_Aim of the task_: Retrieve each line that contains the word "value" from the entries below.

_Dataset rows for apps and sites_:
──────────

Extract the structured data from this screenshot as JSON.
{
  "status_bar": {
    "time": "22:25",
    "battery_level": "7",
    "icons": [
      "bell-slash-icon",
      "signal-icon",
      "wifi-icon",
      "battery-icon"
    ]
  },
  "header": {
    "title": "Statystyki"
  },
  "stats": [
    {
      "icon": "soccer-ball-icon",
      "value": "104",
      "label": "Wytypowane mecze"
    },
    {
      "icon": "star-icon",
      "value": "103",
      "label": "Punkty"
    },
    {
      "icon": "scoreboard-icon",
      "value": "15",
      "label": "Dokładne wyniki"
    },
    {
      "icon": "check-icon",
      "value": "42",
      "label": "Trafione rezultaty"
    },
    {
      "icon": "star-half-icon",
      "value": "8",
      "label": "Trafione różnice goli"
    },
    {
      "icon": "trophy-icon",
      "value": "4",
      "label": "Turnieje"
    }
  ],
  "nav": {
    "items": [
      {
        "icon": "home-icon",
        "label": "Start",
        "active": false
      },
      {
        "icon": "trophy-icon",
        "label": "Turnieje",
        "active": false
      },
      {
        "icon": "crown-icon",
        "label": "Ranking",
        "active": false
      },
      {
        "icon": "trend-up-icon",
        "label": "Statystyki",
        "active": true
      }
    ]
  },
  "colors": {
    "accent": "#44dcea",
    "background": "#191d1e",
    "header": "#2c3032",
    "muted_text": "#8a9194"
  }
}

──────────

_Response_:
      "value": "104",
      "value": "103",
      "value": "15",
      "value": "42",
      "value": "8",
      "value": "4",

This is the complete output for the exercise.